Stoke slab – A typeface from the potteries

Stoke slab – A typeface from the potteries

The story about Stoke Slab typeface. The typeface is still a work in progress.

Like many cities in the Midlands and North of England Stoke-on-Trent has a rich history linked to making and industry. In Stoke’s case it was pottery. In the early 1900s bottle kilns could be seen covering the landscape of the six towns making up Stoke-on-Trent with hundreds of factories producing some of the best ceramics in the world. But by the time I arrived into the world in North Staffs University Hospital most of these had gone. Torn down for development of housing or just left to rot. Whilst I was growing up the landscape of Stoke continued to change. The industry was in a decline and Stoke itself was seen as an another poor midlands city with a dwindling industry.


I moved away from Stoke at 18 and even though I probably wouldn’t have admitted it at the time I was always proud to be from Stoke. After moving away is when I started becoming more interested in the city. I went off to study architecture and every time I came back from uni I’d go down to my mum’s ceramics studio in Potclays and be amazed by the victorian factory buildings and design which I just didn’t notice whilst I was growing up. Then in 2008, Spode, one of the largest and most famous ceramics factories in Stoke entered into administration. Pens cast aside, drawings left half-finished, designs left in the turned off kilns; Spode factory was abandoned. This was a real shock and the way everything was getting thrown into skips to be put on the tip was heartbreaking. Thankfully people salvaged some of the technical drawings, sketch design, old sample pieces and ceramics that people hard worked so hard on.

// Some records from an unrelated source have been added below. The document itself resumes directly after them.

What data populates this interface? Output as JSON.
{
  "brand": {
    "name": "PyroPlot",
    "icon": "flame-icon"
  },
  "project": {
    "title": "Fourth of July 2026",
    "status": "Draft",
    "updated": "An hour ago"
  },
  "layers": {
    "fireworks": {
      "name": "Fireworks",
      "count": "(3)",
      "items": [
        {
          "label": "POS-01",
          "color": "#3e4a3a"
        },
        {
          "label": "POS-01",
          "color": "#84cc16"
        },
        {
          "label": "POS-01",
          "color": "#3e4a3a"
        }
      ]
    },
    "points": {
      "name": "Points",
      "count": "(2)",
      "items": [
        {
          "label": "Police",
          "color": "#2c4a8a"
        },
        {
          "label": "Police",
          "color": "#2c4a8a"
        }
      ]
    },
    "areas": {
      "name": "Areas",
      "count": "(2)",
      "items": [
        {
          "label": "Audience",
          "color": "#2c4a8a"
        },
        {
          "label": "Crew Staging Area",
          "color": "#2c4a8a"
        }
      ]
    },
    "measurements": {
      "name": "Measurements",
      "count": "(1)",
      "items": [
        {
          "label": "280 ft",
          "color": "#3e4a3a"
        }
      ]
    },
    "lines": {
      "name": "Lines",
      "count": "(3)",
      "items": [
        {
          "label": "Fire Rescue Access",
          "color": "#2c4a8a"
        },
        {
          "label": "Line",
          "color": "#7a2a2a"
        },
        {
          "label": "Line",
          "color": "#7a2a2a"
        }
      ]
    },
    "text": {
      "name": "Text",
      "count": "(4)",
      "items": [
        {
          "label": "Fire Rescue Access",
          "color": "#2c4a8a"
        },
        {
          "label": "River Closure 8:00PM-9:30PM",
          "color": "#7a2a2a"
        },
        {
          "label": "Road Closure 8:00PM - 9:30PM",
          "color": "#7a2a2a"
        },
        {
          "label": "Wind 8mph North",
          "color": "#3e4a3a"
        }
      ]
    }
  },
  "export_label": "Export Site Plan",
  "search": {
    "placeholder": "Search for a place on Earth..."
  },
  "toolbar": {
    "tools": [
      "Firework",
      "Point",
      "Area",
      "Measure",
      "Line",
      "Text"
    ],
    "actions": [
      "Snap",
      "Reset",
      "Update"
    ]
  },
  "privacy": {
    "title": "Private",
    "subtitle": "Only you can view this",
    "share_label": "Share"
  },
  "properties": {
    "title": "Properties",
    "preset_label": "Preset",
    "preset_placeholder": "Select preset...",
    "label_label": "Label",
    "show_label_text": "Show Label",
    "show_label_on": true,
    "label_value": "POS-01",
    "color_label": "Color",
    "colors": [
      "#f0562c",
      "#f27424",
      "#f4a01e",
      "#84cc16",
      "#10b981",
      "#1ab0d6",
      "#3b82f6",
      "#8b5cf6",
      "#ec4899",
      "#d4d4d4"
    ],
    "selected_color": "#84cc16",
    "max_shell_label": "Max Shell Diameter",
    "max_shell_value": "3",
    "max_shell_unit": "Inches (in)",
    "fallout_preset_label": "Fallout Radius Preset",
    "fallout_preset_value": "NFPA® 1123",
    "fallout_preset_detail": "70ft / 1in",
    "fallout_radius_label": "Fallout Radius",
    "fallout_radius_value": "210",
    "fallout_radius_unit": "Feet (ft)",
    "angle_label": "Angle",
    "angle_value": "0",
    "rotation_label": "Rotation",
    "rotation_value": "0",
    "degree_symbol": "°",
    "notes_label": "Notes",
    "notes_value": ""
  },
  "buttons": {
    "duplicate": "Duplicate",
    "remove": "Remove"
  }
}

Then in 2016 BREXIT happened. Stoke was classed as the “BREXIT capital” by the media and was represented as a debt-ridden, anti-Europe city struggling to cope with the demands of modernisation. This is when I started my journey to create projects about the amazing things that the people of Stoke have done. In 2018 I released my first mini screen print series about Stoke-on-Trent. This series was titled “made by a stokey” and was the first iteration of the Stoke Slab font.

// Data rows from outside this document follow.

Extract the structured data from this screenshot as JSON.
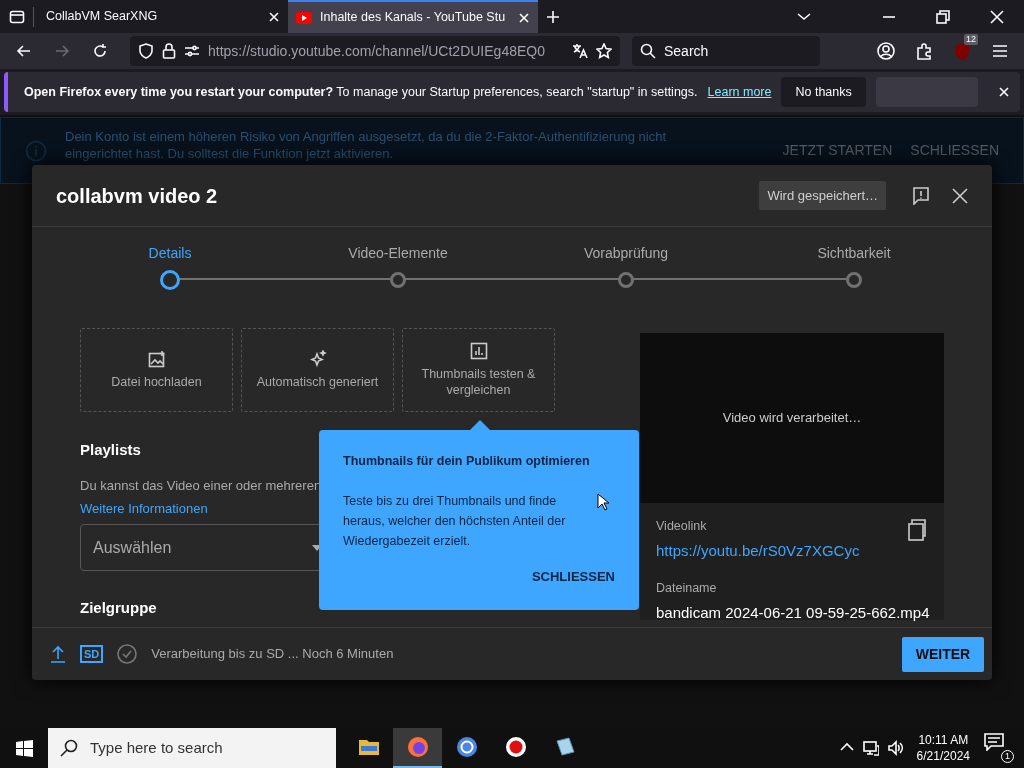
{
  "browser": {
    "tabs": [
      {
        "title": "CollabVM SearXNG",
        "selected": false,
        "kind": "plain"
      },
      {
        "title": "Inhalte des Kanals - YouTube Stu",
        "selected": true,
        "kind": "youtube"
      }
    ],
    "url": "https://studio.youtube.com/channel/UCt2DUIEg48EQ0",
    "search": {
      "placeholder": "Search"
    },
    "extension_badge": "12"
  },
  "notification": {
    "question": "Open Firefox every time you restart your computer?",
    "text": "To manage your Startup preferences, search \"startup\" in settings.",
    "link": "Learn more",
    "button": "No thanks"
  },
  "security_banner": {
    "text": "Dein Konto ist einem höheren Risiko von Angriffen ausgesetzt, da du die 2-Faktor-Authentifizierung nicht eingerichtet hast. Du solltest die Funktion jetzt aktivieren.",
    "actions": [
      "JETZT STARTEN",
      "SCHLIESSEN"
    ]
  },
  "dialog": {
    "title": "collabvm video 2",
    "save_status": "Wird gespeichert…",
    "steps": [
      {
        "label": "Details",
        "selected": true
      },
      {
        "label": "Video-Elemente",
        "selected": false
      },
      {
        "label": "Vorabprüfung",
        "selected": false
      },
      {
        "label": "Sichtbarkeit",
        "selected": false
      }
    ],
    "thumbnail_options": [
      {
        "kind": "upload",
        "label": "Datei hochladen"
      },
      {
        "kind": "auto",
        "label": "Automatisch generiert"
      },
      {
        "kind": "test",
        "label": "Thumbnails testen & vergleichen"
      }
    ],
    "playlists": {
      "heading": "Playlists",
      "text": "Du kannst das Video einer oder mehreren",
      "link": "Weitere Informationen",
      "select_placeholder": "Auswählen"
    },
    "audience": {
      "heading": "Zielgruppe"
    },
    "preview": {
      "status": "Video wird verarbeitet…",
      "link_label": "Videolink",
      "link": "https://youtu.be/rS0Vz7XGCyc",
      "file_label": "Dateiname",
      "file_name": "bandicam 2024-06-21 09-59-25-662.mp4"
    },
    "footer": {
      "quality": "SD",
      "status": "Verarbeitung bis zu SD ... Noch 6 Minuten",
      "next_button": "WEITER"
    },
    "popover": {
      "title": "Thumbnails für dein Publikum optimieren",
      "text": "Teste bis zu drei Thumbnails und finde heraus, welcher den höchsten Anteil der Wiedergabezeit erzielt.",
      "close": "SCHLIESSEN"
    }
  },
  "taskbar": {
    "search_placeholder": "Type here to search",
    "apps": [
      {
        "kind": "files",
        "selected": false
      },
      {
        "kind": "firefox",
        "selected": true
      },
      {
        "kind": "chrome",
        "selected": false
      },
      {
        "kind": "recorder",
        "selected": false
      },
      {
        "kind": "notepad",
        "selected": false
      }
    ],
    "time": "10:11 AM",
    "date": "6/21/2024",
    "notifications": "1"
  }
}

Stoke Slab has been in development over a number of years taking inspiration from the heritage and designs from the ceramics industry. It has a Clarendon style structure with it’s main purpose to be used as a screen printed type. Currently designed in 9 weights with italic counterparts this font has not yet been released.

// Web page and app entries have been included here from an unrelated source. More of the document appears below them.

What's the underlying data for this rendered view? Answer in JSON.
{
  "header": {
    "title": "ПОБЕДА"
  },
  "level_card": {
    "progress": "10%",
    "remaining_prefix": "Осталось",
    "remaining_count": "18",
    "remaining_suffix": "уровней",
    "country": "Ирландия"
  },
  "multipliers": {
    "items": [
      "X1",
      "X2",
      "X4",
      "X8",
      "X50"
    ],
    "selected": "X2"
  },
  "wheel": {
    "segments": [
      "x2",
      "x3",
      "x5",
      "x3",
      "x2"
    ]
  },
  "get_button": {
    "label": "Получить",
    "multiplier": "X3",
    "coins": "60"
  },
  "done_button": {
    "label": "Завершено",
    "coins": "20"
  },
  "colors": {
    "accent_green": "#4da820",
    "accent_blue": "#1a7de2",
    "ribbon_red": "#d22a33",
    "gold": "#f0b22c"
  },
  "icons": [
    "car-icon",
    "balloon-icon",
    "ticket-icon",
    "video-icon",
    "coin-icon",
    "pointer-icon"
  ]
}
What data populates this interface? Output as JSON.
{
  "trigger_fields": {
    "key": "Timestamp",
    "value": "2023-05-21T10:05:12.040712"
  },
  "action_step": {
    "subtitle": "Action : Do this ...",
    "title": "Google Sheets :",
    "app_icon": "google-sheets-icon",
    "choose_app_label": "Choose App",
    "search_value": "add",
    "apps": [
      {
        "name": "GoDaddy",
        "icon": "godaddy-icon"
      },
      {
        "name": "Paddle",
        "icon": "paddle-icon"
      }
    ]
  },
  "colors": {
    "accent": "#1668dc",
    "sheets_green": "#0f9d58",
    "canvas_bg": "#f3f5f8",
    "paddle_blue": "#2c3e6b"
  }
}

Whilst drinking my morning coffee and waking up to the day I was scrolling through my usual news outlets and came across Sirin Kale’s long read article in the Guardian –“The battle over dyslexia”. The article got me thinking and whilst doing my typical work morning routine of checking emails, catching up on my networking forums and searching for potential clients I decided to try and explore my experience as a “dyslexic” to add to the discourse.
In Peter Zumthor’s book ‘Atmospheres’, he describes the way in which our cultural and emotional responses are affected by space. Our minds absorb our surroundings. Our senses — touch, taste, smell, sight — generate and reveal memories which ground us in a space. It moves us and causes a response. Be it strong or weak, happy or sad, we have an emotional relationship with space. This is what I refer to as spatial mood.
I’m sure like lots of people over this last year of the pandemic, I’ve been pounding the streets to get some needed escape from the 4 walls that have been my daily visual rhythm. This has allowed for me to observe my local area in North London.